The Court’s ruling decision (1) developed the precedent established in earlier cases regarding the rights of informal recyclers during the privatization of waste collection (T-724-03), (2) suspended the bidding process, (3) ordered the State to adopt all the necessary measures to assure effective implementation of recyclers’ right to health, education and food, (4) ordered the State to assure recyclers’ access to education as well as to other social services, (5) included recyclers in State Solid Waste Disposal Programs of collection, classification and marketization of inorganic or recyclable waste and recognized them as autonomous solidarity-based entrepreneurs, (6) created a 12 member committee to reform the municipal waste management policy of Cali and integrate the informal recyclers into the formal economy of waste management. The Court also (7) ordered emergency measures to be taken to address the Navarro recyclers’ survival needs, (8) suspended the provisions in Law 1259/08 and Decree 838/05 that were adverse to waste pickers’ trade in Cali and (9) invited CIVISOL to integrate the reform committee and report on the implementation of Court’s orders, among other provisions.
In Bogota, the Court has continued to monitor the implementation of this decision through Auto 268-10 and Auto 275-11, although the actual impact of the decision has been minimal. Cali has not received equal attention. Following ruling T-291-09 a 12 member committee was formed to reform the waste collection policy. This committee included six representatives from the state, four from recycler organizations, one from the ombudsman office and one from the CIVISOL foundation for systemic change. This committee proposed that the traditional, informal recyclers would create an organization to undertake waste collection and management and operate the recycling public service with exclusivity. However, according to CIVISOL, one month before presenting this policy to the Court, the Mayor of Cali imposed a new and unilateral avenue of reform, disregarding the committee’s recommendations. While the mayor’s plan envisioned and effectively created and imposed a Waste Public Recycling Company (Girasol EICE) in which it supposedly wanted to include traditional, informal recyclers in some undetermined manner, the company went bankrupt shortly after its creation.
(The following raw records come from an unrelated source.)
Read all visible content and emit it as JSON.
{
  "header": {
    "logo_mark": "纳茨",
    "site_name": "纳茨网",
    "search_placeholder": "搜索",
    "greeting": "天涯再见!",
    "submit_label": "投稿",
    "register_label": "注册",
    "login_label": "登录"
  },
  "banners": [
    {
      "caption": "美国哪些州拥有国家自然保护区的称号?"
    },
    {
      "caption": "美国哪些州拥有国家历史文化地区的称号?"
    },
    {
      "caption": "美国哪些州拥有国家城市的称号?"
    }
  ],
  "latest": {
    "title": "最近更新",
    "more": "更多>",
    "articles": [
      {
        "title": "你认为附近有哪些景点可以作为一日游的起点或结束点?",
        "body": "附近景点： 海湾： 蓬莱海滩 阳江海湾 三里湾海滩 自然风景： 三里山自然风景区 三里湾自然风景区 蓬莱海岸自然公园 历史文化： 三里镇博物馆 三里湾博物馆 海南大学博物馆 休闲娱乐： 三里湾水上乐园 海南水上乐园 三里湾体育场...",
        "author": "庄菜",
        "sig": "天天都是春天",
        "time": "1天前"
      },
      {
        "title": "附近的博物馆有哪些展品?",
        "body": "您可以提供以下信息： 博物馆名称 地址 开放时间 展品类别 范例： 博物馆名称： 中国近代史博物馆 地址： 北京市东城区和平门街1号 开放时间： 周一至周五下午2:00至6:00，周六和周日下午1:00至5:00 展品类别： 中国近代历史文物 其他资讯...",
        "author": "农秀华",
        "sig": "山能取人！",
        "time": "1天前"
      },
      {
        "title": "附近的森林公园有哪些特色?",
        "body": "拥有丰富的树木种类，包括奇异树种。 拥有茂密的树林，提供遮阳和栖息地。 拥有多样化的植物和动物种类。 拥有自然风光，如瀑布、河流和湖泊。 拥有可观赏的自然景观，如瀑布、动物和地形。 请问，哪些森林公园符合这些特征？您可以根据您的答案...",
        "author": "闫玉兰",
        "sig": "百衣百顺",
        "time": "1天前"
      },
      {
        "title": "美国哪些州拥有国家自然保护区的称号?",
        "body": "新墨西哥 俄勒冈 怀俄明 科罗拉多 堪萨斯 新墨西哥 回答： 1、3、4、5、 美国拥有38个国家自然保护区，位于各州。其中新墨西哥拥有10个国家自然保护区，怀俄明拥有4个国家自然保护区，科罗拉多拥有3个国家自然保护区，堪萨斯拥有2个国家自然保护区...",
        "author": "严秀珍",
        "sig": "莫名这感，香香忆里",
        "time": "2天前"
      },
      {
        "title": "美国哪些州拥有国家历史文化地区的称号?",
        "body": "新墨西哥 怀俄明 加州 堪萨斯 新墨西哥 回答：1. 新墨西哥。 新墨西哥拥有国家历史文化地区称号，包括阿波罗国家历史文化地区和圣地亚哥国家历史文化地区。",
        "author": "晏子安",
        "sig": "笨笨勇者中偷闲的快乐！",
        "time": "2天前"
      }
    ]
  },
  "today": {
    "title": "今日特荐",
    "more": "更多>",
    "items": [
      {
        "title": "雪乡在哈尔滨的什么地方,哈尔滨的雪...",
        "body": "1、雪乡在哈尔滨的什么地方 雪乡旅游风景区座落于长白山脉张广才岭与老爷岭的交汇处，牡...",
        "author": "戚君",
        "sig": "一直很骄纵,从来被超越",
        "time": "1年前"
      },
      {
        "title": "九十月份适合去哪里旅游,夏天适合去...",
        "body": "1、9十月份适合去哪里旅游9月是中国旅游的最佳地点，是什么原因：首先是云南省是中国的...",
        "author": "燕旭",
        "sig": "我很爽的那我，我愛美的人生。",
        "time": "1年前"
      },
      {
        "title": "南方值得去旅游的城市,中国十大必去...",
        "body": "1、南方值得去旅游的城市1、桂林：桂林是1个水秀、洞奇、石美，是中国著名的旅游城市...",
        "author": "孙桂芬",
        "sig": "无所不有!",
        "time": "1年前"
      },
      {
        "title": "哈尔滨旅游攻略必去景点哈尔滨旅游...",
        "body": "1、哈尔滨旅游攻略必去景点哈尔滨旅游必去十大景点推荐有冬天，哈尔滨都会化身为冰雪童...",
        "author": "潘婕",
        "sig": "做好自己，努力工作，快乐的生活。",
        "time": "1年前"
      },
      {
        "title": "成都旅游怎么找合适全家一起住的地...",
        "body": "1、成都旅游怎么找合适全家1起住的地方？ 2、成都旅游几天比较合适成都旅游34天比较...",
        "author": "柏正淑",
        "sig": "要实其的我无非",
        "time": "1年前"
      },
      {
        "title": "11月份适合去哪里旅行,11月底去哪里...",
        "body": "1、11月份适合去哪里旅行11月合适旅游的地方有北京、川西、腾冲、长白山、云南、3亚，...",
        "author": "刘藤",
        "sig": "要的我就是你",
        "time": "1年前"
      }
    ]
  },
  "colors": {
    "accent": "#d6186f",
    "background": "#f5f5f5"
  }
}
For the Cali case the Constitutional Court has remained unresponsive to the petitioners’ requests for monitoring as well as to reports and requests submitted by CIVISOL as defender and implementation overseer. While more than USD 6 million has been spent through nonprofit public contracting to purportedly implement the Court’s decision, the results of such spending have been minimal, and limited to a small number of workshops on gardening and accounting. Thus, recyclers are still extremely disadvantaged and lacking in basic societal guarantees. Their work continues to be precarious, informal and crucial for supplying a flow of cheap secondary commodities (plastic, metal, paper, glass, and cardboard) to the intermediary warehouses of Colombia and also for exporting abroad.
This case is an example of bottom-up change driven by public litigation. It is also a landmark case regarding the use of law to reduce structural poverty. (In its amicus, CIVISOL managed to structure arguments in a way that empowered informal waste pickers in Cali and highlighted the constitutional rights involved). The case also develops the Court’s jurisprudence on the positive steps the State must take to compensate for material inequality between groups, rather than limiting itself to a definition of equality before the law premised on state abstention. Thus, the decision discusses the role and types of positive discrimination that State agencies must adopt to protect vulnerable and marginalized groups. Among such positive steps the Court advocates a human rights rather than purely economic approach to public contracts.
Updated on July 2013